WHAT TO WORK ON: Retype the entries below without any change.

Dataset rows describing interfaces:
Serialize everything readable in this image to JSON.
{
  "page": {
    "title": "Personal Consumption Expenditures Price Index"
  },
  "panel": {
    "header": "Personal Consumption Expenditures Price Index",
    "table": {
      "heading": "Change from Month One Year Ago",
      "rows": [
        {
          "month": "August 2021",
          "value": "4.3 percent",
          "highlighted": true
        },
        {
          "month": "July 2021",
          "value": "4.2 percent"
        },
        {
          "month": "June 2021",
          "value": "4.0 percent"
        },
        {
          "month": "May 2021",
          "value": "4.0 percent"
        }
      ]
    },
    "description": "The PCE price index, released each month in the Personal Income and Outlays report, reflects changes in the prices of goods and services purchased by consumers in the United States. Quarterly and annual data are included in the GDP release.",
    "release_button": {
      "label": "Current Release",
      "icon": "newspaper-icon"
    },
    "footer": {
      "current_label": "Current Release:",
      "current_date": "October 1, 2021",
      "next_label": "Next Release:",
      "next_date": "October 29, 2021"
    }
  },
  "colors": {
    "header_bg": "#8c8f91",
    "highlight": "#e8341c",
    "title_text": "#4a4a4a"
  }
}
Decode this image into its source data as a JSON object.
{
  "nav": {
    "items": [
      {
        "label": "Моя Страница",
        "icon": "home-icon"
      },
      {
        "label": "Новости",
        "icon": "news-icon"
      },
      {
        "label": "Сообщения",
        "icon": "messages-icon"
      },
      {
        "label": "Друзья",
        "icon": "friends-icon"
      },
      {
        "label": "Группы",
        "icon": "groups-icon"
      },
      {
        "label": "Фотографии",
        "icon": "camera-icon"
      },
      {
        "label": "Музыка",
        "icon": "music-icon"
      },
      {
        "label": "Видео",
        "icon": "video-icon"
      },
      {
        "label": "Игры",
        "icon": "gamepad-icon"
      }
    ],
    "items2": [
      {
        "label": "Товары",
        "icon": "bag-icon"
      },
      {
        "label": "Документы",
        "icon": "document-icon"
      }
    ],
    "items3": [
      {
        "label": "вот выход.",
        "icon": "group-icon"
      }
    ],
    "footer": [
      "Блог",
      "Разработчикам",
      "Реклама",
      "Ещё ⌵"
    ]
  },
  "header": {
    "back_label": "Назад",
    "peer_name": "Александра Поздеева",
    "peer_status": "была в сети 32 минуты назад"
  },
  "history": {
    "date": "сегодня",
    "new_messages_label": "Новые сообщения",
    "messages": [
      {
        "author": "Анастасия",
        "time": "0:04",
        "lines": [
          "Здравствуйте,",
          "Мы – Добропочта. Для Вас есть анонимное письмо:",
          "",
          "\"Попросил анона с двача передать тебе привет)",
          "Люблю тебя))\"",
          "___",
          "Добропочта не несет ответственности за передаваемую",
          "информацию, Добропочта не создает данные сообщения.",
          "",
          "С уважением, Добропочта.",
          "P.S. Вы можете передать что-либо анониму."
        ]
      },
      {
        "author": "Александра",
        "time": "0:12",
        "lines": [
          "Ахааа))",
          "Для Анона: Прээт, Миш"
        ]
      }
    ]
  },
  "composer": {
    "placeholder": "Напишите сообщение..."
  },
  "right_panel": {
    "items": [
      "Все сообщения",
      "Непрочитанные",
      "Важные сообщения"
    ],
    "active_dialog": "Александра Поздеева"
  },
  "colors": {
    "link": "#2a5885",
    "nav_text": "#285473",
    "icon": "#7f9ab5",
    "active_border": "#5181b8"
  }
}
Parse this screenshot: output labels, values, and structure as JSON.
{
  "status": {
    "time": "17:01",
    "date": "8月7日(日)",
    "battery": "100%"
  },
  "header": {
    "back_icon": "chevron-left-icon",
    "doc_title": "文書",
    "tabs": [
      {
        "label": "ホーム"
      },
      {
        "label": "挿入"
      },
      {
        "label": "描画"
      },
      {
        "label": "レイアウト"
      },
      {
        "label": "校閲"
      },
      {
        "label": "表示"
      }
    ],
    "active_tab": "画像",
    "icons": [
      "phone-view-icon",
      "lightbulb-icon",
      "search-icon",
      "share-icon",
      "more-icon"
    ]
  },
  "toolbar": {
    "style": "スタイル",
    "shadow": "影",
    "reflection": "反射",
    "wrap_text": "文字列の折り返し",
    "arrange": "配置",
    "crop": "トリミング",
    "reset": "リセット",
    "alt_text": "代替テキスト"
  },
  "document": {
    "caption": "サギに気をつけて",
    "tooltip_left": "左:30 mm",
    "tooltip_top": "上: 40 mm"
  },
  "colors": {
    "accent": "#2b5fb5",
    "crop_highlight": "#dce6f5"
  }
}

RESULT FOR THIS EXERCISE:
Serialize everything readable in this image to JSON.
{
  "page": {
    "title": "Personal Consumption Expenditures Price Index"
  },
  "panel": {
    "header": "Personal Consumption Expenditures Price Index",
    "table": {
      "heading": "Change from Month One Year Ago",
      "rows": [
        {
          "month": "August 2021",
          "value": "4.3 percent",
          "highlighted": true
        },
        {
          "month": "July 2021",
          "value": "4.2 percent"
        },
        {
          "month": "June 2021",
          "value": "4.0 percent"
        },
        {
          "month": "May 2021",
          "value": "4.0 percent"
        }
      ]
    },
    "description": "The PCE price index, released each month in the Personal Income and Outlays report, reflects changes in the prices of goods and services purchased by consumers in the United States. Quarterly and annual data are included in the GDP release.",
    "release_button": {
      "label": "Current Release",
      "icon": "newspaper-icon"
    },
    "footer": {
      "current_label": "Current Release:",
      "current_date": "October 1, 2021",
      "next_label": "Next Release:",
      "next_date": "October 29, 2021"
    }
  },
  "colors": {
    "header_bg": "#8c8f91",
    "highlight": "#e8341c",
    "title_text": "#4a4a4a"
  }
}
Decode this image into its source data as a JSON object.
{
  "nav": {
    "items": [
      {
        "label": "Моя Страница",
        "icon": "home-icon"
      },
      {
        "label": "Новости",
        "icon": "news-icon"
      },
      {
        "label": "Сообщения",
        "icon": "messages-icon"
      },
      {
        "label": "Друзья",
        "icon": "friends-icon"
      },
      {
        "label": "Группы",
        "icon": "groups-icon"
      },
      {
        "label": "Фотографии",
        "icon": "camera-icon"
      },
      {
        "label": "Музыка",
        "icon": "music-icon"
      },
      {
        "label": "Видео",
        "icon": "video-icon"
      },
      {
        "label": "Игры",
        "icon": "gamepad-icon"
      }
    ],
    "items2": [
      {
        "label": "Товары",
        "icon": "bag-icon"
      },
      {
        "label": "Документы",
        "icon": "document-icon"
      }
    ],
    "items3": [
      {
        "label": "вот выход.",
        "icon": "group-icon"
      }
    ],
    "footer": [
      "Блог",
      "Разработчикам",
      "Реклама",
      "Ещё ⌵"
    ]
  },
  "header": {
    "back_label": "Назад",
    "peer_name": "Александра Поздеева",
    "peer_status": "была в сети 32 минуты назад"
  },
  "history": {
    "date": "сегодня",
    "new_messages_label": "Новые сообщения",
    "messages": [
      {
        "author": "Анастасия",
        "time": "0:04",
        "lines": [
          "Здравствуйте,",
          "Мы – Добропочта. Для Вас есть анонимное письмо:",
          "",
          "\"Попросил анона с двача передать тебе привет)",
          "Люблю тебя))\"",
          "___",
          "Добропочта не несет ответственности за передаваемую",
          "информацию, Добропочта не создает данные сообщения.",
          "",
          "С уважением, Добропочта.",
          "P.S. Вы можете передать что-либо анониму."
        ]
      },
      {
        "author": "Александра",
        "time": "0:12",
        "lines": [
          "Ахааа))",
          "Для Анона: Прээт, Миш"
        ]
      }
    ]
  },
  "composer": {
    "placeholder": "Напишите сообщение..."
  },
  "right_panel": {
    "items": [
      "Все сообщения",
      "Непрочитанные",
      "Важные сообщения"
    ],
    "active_dialog": "Александра Поздеева"
  },
  "colors": {
    "link": "#2a5885",
    "nav_text": "#285473",
    "icon": "#7f9ab5",
    "active_border": "#5181b8"
  }
}
Parse this screenshot: output labels, values, and structure as JSON.
{
  "status": {
    "time": "17:01",
    "date": "8月7日(日)",
    "battery": "100%"
  },
  "header": {
    "back_icon": "chevron-left-icon",
    "doc_title": "文書",
    "tabs": [
      {
        "label": "ホーム"
      },
      {
        "label": "挿入"
      },
      {
        "label": "描画"
      },
      {
        "label": "レイアウト"
      },
      {
        "label": "校閲"
      },
      {
        "label": "表示"
      }
    ],
    "active_tab": "画像",
    "icons": [
      "phone-view-icon",
      "lightbulb-icon",
      "search-icon",
      "share-icon",
      "more-icon"
    ]
  },
  "toolbar": {
    "style": "スタイル",
    "shadow": "影",
    "reflection": "反射",
    "wrap_text": "文字列の折り返し",
    "arrange": "配置",
    "crop": "トリミング",
    "reset": "リセット",
    "alt_text": "代替テキスト"
  },
  "document": {
    "caption": "サギに気をつけて",
    "tooltip_left": "左:30 mm",
    "tooltip_top": "上: 40 mm"
  },
  "colors": {
    "accent": "#2b5fb5",
    "crop_highlight": "#dce6f5"
  }
}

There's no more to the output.